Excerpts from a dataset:
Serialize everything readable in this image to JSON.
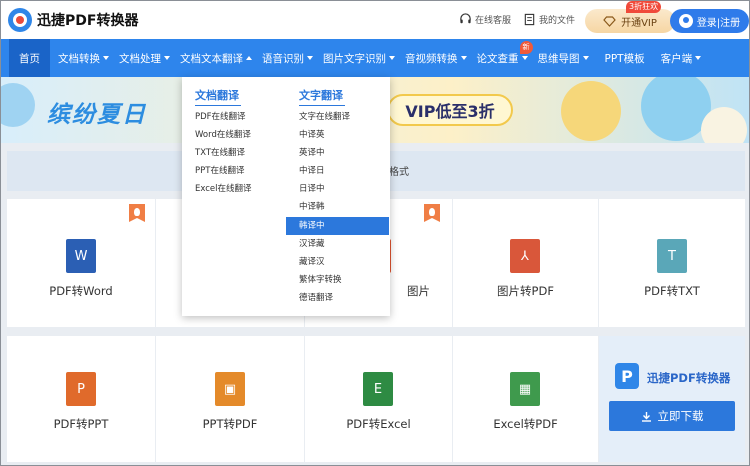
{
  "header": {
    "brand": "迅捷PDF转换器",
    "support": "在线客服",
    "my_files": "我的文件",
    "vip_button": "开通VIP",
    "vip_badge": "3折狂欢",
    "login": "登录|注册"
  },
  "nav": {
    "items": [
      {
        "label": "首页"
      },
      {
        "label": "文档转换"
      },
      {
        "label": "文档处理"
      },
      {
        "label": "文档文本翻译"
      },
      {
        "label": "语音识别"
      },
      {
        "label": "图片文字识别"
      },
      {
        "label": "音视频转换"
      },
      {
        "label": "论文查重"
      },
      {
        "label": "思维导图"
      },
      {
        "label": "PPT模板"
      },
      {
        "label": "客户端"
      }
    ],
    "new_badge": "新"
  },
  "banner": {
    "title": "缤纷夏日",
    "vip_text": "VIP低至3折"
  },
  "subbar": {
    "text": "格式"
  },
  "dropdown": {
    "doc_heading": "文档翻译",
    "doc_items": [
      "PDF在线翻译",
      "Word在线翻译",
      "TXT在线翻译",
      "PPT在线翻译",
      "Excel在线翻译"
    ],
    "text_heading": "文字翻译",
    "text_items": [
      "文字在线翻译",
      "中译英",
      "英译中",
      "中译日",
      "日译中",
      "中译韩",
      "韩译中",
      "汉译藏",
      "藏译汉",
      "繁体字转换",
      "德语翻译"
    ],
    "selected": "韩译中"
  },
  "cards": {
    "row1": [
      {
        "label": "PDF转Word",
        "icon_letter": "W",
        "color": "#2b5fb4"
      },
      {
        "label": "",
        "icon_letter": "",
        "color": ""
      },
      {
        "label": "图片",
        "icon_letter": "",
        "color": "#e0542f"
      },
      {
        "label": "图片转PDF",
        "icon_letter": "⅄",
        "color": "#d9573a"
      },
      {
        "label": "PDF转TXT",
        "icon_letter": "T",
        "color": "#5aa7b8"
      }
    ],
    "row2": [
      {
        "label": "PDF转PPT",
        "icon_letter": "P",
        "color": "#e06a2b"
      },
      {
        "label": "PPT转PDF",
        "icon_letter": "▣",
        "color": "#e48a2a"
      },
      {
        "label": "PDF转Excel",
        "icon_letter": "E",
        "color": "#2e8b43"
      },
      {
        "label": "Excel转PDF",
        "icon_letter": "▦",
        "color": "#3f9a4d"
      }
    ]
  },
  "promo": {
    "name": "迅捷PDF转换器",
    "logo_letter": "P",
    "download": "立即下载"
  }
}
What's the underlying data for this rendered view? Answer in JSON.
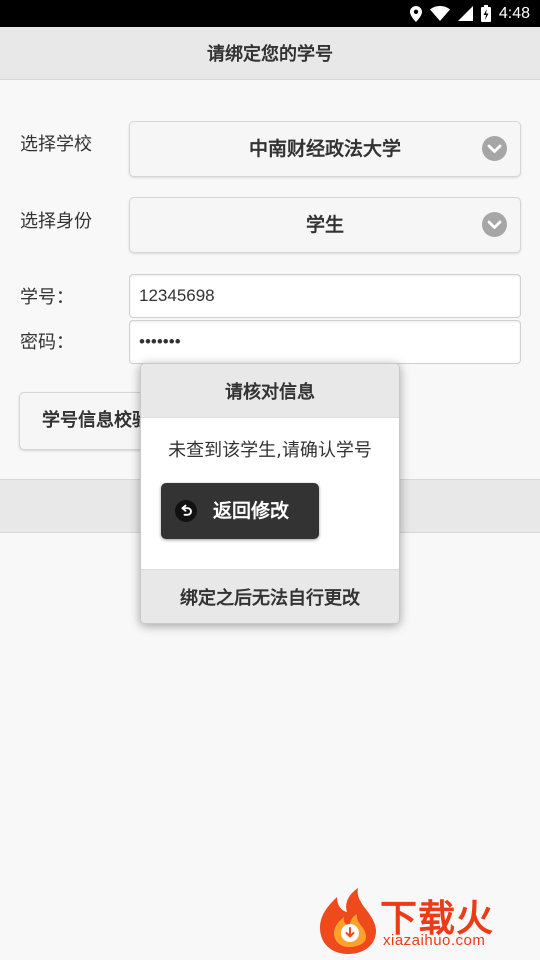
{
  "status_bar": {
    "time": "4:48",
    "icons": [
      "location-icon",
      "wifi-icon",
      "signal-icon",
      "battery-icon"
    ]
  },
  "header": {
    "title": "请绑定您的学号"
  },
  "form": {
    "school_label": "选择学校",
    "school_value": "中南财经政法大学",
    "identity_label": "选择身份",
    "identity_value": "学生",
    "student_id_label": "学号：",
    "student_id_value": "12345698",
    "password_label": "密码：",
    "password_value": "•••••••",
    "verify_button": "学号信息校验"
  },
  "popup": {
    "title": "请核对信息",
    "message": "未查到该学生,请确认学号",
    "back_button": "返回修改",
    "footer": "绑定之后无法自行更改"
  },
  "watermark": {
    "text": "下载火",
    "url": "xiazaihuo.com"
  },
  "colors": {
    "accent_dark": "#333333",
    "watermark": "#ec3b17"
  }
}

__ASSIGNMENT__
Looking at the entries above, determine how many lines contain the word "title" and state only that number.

__EXPECTED ANSWER__
3